*** Block opens ***

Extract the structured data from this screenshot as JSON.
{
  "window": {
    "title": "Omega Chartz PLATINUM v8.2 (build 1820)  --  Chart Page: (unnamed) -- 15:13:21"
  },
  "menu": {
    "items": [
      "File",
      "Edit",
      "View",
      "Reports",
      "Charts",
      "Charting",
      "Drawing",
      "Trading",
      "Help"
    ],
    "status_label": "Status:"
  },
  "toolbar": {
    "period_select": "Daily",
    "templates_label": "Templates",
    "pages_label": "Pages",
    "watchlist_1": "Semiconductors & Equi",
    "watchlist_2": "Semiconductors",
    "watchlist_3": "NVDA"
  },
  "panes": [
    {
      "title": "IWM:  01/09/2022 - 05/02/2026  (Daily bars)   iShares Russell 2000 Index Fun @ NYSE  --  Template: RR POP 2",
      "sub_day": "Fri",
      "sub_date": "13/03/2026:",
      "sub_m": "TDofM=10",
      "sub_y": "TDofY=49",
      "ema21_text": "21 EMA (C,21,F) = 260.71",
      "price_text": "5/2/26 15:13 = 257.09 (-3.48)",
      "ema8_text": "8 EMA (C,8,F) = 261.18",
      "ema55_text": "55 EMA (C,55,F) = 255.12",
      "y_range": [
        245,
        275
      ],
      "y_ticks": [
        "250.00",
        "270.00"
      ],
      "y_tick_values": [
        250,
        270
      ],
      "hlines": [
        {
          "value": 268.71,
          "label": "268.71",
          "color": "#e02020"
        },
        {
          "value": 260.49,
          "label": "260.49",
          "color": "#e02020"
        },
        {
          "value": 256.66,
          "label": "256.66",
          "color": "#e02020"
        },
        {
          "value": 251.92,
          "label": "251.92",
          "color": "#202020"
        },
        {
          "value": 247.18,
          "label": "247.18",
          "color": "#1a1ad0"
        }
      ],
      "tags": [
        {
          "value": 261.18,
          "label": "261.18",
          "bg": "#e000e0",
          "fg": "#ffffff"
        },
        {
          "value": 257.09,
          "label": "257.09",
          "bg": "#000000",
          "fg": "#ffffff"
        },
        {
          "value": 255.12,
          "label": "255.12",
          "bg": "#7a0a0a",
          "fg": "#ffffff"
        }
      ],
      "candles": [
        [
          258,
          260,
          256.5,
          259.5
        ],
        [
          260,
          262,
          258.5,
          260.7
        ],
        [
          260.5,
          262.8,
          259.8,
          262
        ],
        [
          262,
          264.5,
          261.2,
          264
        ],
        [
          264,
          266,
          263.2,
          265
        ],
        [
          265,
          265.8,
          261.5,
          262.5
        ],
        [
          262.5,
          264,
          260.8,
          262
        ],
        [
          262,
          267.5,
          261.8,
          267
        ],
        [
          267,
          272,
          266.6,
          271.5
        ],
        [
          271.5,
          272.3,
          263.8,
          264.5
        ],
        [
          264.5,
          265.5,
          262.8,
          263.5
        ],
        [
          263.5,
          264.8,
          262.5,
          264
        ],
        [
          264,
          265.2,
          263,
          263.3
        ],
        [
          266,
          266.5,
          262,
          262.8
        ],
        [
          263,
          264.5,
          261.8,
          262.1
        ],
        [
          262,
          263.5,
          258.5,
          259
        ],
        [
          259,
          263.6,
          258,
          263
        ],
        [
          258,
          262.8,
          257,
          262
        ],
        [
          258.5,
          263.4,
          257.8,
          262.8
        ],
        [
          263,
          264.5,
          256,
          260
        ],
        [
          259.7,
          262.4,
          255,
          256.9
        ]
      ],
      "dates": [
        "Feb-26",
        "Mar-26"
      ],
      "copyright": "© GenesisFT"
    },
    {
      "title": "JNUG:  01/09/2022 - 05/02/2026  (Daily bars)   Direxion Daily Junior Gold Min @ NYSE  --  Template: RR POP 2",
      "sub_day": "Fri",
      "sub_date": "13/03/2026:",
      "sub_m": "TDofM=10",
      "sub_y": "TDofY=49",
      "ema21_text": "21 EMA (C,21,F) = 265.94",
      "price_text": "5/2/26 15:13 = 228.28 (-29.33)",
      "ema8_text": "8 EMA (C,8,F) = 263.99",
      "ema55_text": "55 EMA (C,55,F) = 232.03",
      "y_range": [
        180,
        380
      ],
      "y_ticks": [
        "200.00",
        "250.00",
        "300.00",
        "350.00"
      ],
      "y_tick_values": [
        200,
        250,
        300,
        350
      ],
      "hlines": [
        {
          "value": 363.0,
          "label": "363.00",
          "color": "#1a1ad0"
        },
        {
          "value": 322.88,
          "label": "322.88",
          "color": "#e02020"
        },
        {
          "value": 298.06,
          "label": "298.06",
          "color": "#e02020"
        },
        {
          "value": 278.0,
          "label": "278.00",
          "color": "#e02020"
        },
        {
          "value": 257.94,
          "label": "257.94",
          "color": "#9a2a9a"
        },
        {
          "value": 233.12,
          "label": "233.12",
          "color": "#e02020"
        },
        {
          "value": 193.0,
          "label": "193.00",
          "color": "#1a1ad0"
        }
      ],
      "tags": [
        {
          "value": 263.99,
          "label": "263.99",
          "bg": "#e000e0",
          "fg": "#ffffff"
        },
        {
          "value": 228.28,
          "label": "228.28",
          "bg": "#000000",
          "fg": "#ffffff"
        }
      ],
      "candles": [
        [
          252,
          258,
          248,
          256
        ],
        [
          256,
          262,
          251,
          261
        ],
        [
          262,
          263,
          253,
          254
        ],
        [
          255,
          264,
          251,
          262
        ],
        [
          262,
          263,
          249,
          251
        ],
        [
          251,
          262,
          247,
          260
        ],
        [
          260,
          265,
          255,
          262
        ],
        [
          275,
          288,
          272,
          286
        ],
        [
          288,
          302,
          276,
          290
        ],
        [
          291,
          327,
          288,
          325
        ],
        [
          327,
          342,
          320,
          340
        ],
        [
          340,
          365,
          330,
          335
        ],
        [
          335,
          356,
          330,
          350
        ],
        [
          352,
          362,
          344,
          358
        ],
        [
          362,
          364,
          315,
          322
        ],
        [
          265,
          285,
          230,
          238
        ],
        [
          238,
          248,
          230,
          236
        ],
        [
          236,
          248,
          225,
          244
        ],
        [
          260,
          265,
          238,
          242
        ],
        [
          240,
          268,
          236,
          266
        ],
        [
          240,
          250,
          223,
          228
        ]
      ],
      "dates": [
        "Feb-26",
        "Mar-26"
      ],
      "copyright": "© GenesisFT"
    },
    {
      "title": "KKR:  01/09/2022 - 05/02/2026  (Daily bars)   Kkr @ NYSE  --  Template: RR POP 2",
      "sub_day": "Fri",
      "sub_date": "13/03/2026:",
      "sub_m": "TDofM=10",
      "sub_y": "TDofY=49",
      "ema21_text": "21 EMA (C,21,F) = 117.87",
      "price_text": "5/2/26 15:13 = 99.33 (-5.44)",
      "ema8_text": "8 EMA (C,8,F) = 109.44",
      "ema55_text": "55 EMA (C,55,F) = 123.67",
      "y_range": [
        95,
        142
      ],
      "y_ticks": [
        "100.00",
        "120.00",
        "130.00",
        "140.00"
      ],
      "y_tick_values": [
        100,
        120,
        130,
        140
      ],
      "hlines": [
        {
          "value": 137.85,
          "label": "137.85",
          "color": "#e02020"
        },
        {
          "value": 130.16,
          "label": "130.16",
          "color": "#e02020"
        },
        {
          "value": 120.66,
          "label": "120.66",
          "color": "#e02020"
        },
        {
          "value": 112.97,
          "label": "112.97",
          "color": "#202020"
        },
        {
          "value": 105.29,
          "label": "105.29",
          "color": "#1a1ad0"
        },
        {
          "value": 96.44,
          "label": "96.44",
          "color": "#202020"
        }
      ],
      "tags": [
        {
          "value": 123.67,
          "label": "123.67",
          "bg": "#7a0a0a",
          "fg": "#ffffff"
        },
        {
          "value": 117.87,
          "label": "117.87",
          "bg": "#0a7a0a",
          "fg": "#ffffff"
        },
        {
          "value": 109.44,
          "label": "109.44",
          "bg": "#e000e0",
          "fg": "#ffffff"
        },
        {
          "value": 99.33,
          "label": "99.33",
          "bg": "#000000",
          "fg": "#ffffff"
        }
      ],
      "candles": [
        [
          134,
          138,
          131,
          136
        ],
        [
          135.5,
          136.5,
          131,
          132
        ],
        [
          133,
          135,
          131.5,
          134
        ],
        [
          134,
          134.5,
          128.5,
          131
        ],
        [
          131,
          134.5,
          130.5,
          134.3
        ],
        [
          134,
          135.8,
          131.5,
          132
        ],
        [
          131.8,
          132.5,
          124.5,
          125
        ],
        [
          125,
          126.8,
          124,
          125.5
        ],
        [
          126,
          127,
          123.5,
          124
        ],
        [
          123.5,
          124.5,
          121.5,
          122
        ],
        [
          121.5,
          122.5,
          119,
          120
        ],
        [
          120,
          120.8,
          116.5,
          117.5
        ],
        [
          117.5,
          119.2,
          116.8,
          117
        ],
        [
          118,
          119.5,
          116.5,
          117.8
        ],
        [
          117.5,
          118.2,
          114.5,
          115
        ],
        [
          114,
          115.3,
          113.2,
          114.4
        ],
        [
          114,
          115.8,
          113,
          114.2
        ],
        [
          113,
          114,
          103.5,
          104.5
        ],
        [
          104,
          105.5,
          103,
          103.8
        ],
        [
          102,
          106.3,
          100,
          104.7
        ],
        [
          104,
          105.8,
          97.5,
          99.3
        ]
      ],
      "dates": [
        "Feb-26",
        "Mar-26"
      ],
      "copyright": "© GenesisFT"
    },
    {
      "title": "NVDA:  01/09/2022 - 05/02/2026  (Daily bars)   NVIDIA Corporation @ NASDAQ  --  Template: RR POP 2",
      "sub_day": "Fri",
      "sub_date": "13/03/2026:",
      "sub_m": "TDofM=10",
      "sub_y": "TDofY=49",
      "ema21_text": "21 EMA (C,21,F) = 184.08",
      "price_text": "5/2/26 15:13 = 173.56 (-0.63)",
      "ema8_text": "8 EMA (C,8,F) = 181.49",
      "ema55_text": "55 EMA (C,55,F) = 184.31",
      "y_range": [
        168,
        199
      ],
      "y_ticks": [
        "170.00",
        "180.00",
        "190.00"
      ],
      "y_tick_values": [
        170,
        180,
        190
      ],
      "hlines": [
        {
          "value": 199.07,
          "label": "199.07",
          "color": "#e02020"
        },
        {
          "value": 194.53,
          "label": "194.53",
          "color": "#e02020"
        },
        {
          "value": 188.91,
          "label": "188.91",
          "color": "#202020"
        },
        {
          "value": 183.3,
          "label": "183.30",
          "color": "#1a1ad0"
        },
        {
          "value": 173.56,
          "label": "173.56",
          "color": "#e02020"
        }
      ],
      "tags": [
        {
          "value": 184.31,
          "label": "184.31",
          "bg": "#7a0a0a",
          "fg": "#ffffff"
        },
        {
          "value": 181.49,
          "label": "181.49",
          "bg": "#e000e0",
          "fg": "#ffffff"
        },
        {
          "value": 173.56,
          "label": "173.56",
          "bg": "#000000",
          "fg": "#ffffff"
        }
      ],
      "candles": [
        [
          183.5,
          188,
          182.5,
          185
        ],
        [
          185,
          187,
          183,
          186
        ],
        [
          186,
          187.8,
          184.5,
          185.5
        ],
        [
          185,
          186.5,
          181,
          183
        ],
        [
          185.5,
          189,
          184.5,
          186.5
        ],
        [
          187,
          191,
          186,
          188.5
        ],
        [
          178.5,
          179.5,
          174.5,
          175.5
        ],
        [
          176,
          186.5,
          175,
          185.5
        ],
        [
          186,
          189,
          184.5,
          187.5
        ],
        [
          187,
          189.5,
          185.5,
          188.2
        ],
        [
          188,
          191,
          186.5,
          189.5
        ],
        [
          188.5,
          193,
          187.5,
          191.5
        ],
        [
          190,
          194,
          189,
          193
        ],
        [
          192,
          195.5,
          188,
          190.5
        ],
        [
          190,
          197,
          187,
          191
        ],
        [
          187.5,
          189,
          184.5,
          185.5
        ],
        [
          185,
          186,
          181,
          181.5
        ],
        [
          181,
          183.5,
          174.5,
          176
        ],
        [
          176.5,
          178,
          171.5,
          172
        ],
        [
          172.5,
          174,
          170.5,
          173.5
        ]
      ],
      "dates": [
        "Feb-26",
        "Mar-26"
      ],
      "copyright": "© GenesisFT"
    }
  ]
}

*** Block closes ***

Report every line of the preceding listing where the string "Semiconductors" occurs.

RESPONSE BOX -
    "watchlist_1": "Semiconductors & Equi",
    "watchlist_2": "Semiconductors",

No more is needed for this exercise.